Father and grandfather Jimmy has been taxed with looking over and re-arranging family photos. Jimmy is the only person we see in the entire film. Dann Seki plays Jimmy. Seki is believable and likable. Jimmy is not electronically gifted. He only uses a landline telephone that re-charges as it collects and plays back messages. We either hear messages or complete conversations by fourteen different people from a policeman to Jimmy’s granddaughter.
The whole movie revolves around a thirty-five-year-old Polaroid photo with a date stamp on it. The photo was taken the day before Jimmy’s sister-in-law was strangled. In the photo is an automobile parked where is shouldn’t be. It was Jimmy’s old car he had sold to his brother-in-law. The brother-in-law was supposed to be away on a fishing trip with a friend. The murderer was never found.
Most of the entire film is a head-on shot of Jimmy on the phone calling people or answering incoming calls. Boring right? No. It’s like you’re just sitting at the other end of the table and almost part of the action. The film was written and directed by Eric Nemoto. All of the action takes place in Hawaii, which just happens to be where Eric grew up and lives. I feel connected to Eric. He graduated from the University of Hawaii at Manoa. He got his masters’ degree from Oregon State University (College Student Services Administration) in Corvallis, Oregon, where my favorite son-in-law graduated. Eric has a screenwriting certificate from the UCLA Extension Writers’ Program (the largest writer training center of its kind in the U.S.). Eric founded, and is the president of, “TAG – The Actors’ Group,” a community theater. (I’m a past board member of TAG (Tacoma Actors Guild). Work with me on this.)

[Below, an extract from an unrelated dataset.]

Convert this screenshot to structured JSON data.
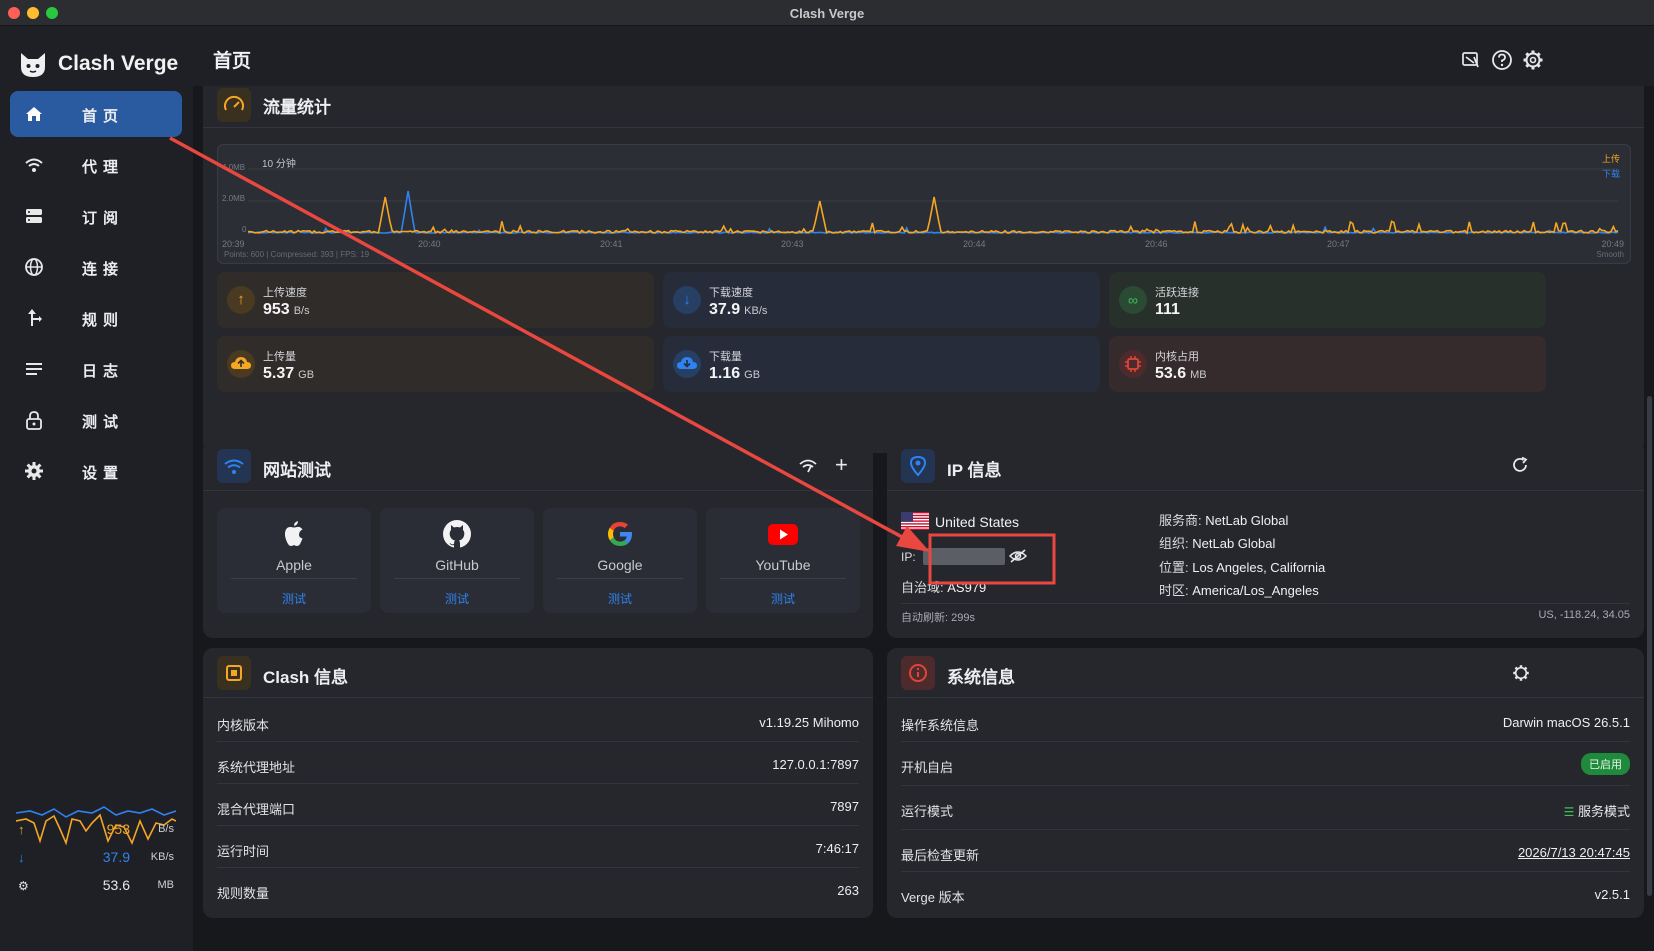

Eric has also written 12 produced plays, directed eight stage plays, and directed eight movies. In this time of COVID, I think “The Landline Detective” would make a very effective stage production. With only one character on-stage the play could be a powerful production at any one of our local theatres from Olympia to Seattle, except perhaps Tacoma Musical Playhouse.
I am anxious to see Eric’s other film: “So Close Shig.” “A widower’s grief masks his anxiety of wanting to kill the last of the 20 men who had slept with his wife, culminating an odyssey that began with his first murder – his wife – 20 years before.” Dann Seki plays Shig.
For the official trailer of The Landline Detective visit – imdb.com/video/vi1874444569
The views expressed in this article are the writer’s own.